What went through your head as you (and the other guys) were riding Saddam Hussein’s Ba’ath Party headquarters?
I loved riding something untouched by a BMX bike and very well could go untouched for another lifetime. I also said “Saddam never thought we’d blow the doors off his palace and then use the doors to wallride this place.” [Laughs]. I love the opportunities BMX has brought to my life.
What was it like going to the Ziggurat, and seeing the ruins of Ur?
I love the history of the area, Abraham’s birthplace and structures from biblical times. Walking around that area thinking about what has happened in the past is a cool experience. Especially having Catfish with us freaking out about aliens taking him “home” from the top of the Ziggurat. I like shooting photos documenting the rare locations I’ve been to and look forward to printing an image from this trip to hang on the walls with all the patches the soldiers gave us.
Any good quotes from the soldiers? Anything you’ll never forget that was said to you?
“Hey Chad, I used to ride BMX and always played as you or Dave Mirra in the old video game. You were my favorite to play and now you’re here, it would be an honor if you would allow me to sign your X Games helmet.”
Another soldier: “Thanks for making me forget I was in Iraq for the last hour.”
And another soldier: “That was the best show I’ve seen out here in Iraq and it definitely boosted my morale, it showed me a little bit of the freedoms back home that we’re fighting for. Thanks, guys!”
What was it like riding in 120°-130° temps?
I rode about 200 yards to the store in 135° heat and the wind hitting my face hurt and it sucked to hold onto my bike after it sat in the sun for five minutes. The grips were so hot the rubber got soft and the frame was too hot to hold on to. Luckily, the demo was just after sun down, so we could ride out of direct sunlight when it cooled down to 105°.
Out of everything we got to see and do, what was the best/most fun/most memorable?
The Black Knights (Blackhawk flight crew) treated us well with a good flight and finished with some flares fired off the back and then went by the firing range. After filming and shooting photos of the gunner firing a huge fully auto machine gun right behind me I looked at the photo and my son’s name was written down the side of the gun. That’s just one good memory out of hundreds, or even thousands of cool memories. I’m making a photo album with the photos and notes I have to make sure I never forget the details of this amazing trip.
It was cool meeting different riders who were over there doing their service. What was it like talking to them and learning about what it’s like for them to be over there?

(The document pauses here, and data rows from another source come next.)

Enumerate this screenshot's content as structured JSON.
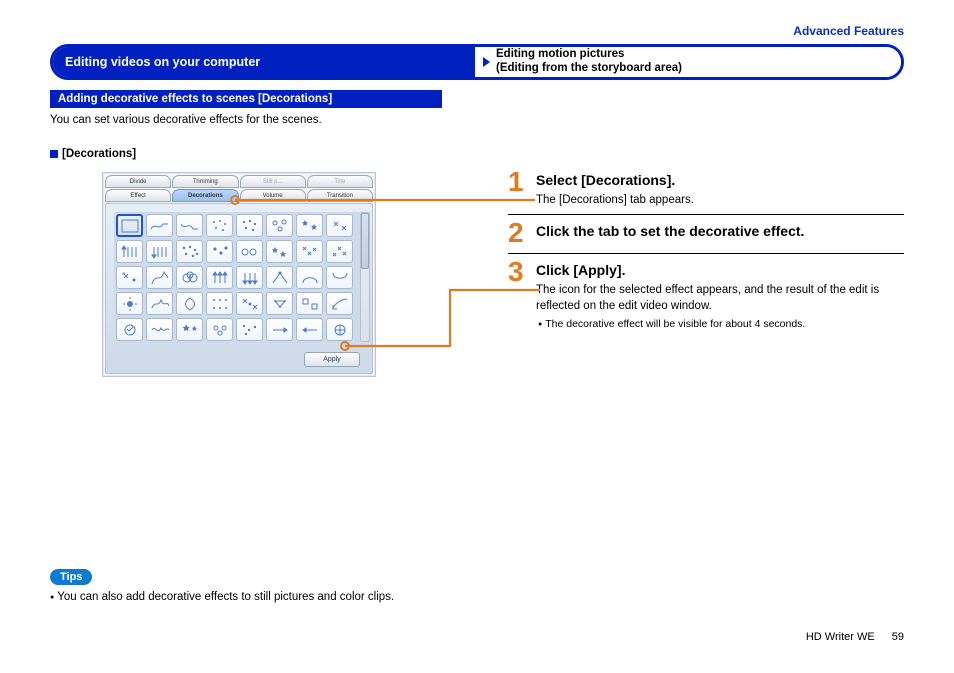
{
  "breadcrumb": "Advanced Features",
  "banner": {
    "left": "Editing videos on your computer",
    "right_line1": "Editing motion pictures",
    "right_line2": "(Editing from the storyboard area)"
  },
  "subheader": "Adding decorative effects to scenes [Decorations]",
  "intro": "You can set various decorative effects for the scenes.",
  "deco_label": "[Decorations]",
  "ui": {
    "tabs_row1": [
      "Divide",
      "Trimming",
      "Still p...",
      "Title"
    ],
    "tabs_row2": [
      "Effect",
      "Decorations",
      "Volume",
      "Transition"
    ],
    "selected_tab": "Decorations",
    "apply_label": "Apply"
  },
  "steps": [
    {
      "num": "1",
      "title": "Select [Decorations].",
      "desc": "The [Decorations] tab appears."
    },
    {
      "num": "2",
      "title": "Click the tab to set the decorative effect."
    },
    {
      "num": "3",
      "title": "Click [Apply].",
      "desc": "The icon for the selected effect appears, and the result of the edit is reflected on the edit video window.",
      "bullet": "The decorative effect will be visible for about 4 seconds."
    }
  ],
  "tips": {
    "label": "Tips",
    "text": "You can also add decorative effects to still pictures and color clips."
  },
  "footer": {
    "product": "HD Writer WE",
    "page": "59"
  }
}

I learned it’s tough on the riders over there that still want to ride. It takes trying to find a spot to ride to a whole new level. They also can’t get seriously hurt since they are government property—they get in a lot of trouble if they can’t fight or do their duty ’cause they crashed on a BMX bike. Hard for them to balance things out, but a few of them do. Gary had a mini ramp on base, we heard about a racetrack at a different base. The riders that enlisted and were serving while we were there really inspired me to do better tricks in the demos since there were real riders watching. Made me realize their sacrifice too, I love riding my bike and it would be tough to give that up to live in a desert in war for a year, but to top it off they gave up their bike, family, GF/BF, conveniences of life. That makes me proud to shake their hand to say thank you, it shifts my perspective on life a little more.
Click on the first photo below to view the gallery…